Over the last few decades, an experiment has been taking place within the Republican Party. It has been conducted not by party leaders as much as by the rank and file or so-called base. It has been an experiment as to whether a politically-pure party can be a viable party. To my knowledge this has never been done before.
Over the years, groups such as Club for Growth have sought out those who were considered apostates and targeted them for inter-party challenges. In many cases they have picked off those moderates and have made the party more pure.
These groups tend to be inward looking and wary of the outside world. For them, the reason the GOP lost in 2006 and 2008 was because they were not pure enough. George W. Bush? He spent like a drunken sailor. John McCain? He was too feckless. No, there is no need to change and to expand the coalition, there is only the need to be more faithful and more pure and purge those who don’t agree.
Ross Douthat, in his debut column for the New York Times, argues that maybe Dick Cheney should have run for President last year, so that the purists would have their way – and when they lost, no longer have the excuse that they were not pure enough in their ideology.
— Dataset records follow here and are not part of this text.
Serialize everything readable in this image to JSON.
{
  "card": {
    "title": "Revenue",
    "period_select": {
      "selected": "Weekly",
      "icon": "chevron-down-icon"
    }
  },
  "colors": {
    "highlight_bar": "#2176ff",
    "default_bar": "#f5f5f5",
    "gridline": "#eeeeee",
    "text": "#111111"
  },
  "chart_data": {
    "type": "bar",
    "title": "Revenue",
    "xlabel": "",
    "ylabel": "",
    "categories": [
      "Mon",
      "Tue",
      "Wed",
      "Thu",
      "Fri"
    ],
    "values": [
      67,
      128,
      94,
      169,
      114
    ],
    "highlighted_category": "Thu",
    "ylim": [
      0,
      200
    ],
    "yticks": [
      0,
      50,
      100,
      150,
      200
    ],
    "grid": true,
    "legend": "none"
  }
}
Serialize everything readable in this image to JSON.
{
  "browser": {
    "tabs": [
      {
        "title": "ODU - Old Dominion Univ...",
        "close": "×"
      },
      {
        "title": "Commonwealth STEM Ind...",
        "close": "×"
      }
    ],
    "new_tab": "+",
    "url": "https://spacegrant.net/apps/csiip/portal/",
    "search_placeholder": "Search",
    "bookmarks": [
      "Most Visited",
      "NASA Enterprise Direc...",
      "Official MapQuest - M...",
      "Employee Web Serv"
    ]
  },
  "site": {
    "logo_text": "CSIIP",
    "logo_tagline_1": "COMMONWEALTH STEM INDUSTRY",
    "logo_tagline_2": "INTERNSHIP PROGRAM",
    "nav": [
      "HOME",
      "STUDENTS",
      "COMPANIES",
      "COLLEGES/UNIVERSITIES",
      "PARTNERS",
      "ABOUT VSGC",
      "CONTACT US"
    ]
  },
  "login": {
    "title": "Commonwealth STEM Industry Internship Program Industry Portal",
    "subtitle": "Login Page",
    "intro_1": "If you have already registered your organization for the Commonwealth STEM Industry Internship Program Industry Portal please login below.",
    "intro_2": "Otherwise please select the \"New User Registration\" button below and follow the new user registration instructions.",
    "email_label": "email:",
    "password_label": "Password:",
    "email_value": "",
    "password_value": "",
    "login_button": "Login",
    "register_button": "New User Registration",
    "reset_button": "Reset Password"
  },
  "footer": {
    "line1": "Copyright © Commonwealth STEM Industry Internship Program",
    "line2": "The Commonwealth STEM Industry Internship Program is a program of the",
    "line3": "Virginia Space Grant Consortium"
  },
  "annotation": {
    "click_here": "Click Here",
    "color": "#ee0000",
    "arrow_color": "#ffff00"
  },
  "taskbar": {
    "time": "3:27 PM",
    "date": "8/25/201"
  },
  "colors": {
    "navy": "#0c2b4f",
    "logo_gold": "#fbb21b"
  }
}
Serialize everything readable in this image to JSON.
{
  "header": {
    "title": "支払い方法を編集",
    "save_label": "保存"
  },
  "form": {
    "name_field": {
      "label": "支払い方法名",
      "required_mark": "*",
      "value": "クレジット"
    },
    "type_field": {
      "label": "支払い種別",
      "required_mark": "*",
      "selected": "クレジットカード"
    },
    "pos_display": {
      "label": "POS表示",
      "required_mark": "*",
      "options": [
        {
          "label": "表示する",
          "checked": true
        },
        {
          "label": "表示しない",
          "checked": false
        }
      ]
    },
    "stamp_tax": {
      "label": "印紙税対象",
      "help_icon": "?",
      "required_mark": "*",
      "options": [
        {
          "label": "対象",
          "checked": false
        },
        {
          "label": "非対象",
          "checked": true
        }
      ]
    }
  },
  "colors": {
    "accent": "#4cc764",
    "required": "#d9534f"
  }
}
Arlen Specter’s decision to leave the GOP for the Democrats might have many conservative purists shouting Hallelujah today. But it means that they probably have resigned the GOP to a rump status, but hey, at least they are a bit purer than they were before.
Will being pure be the winning strategy for the GOP? I’m gonna say this: you can be an ideologically-pure party or you can be a majority party, but you can’t be both.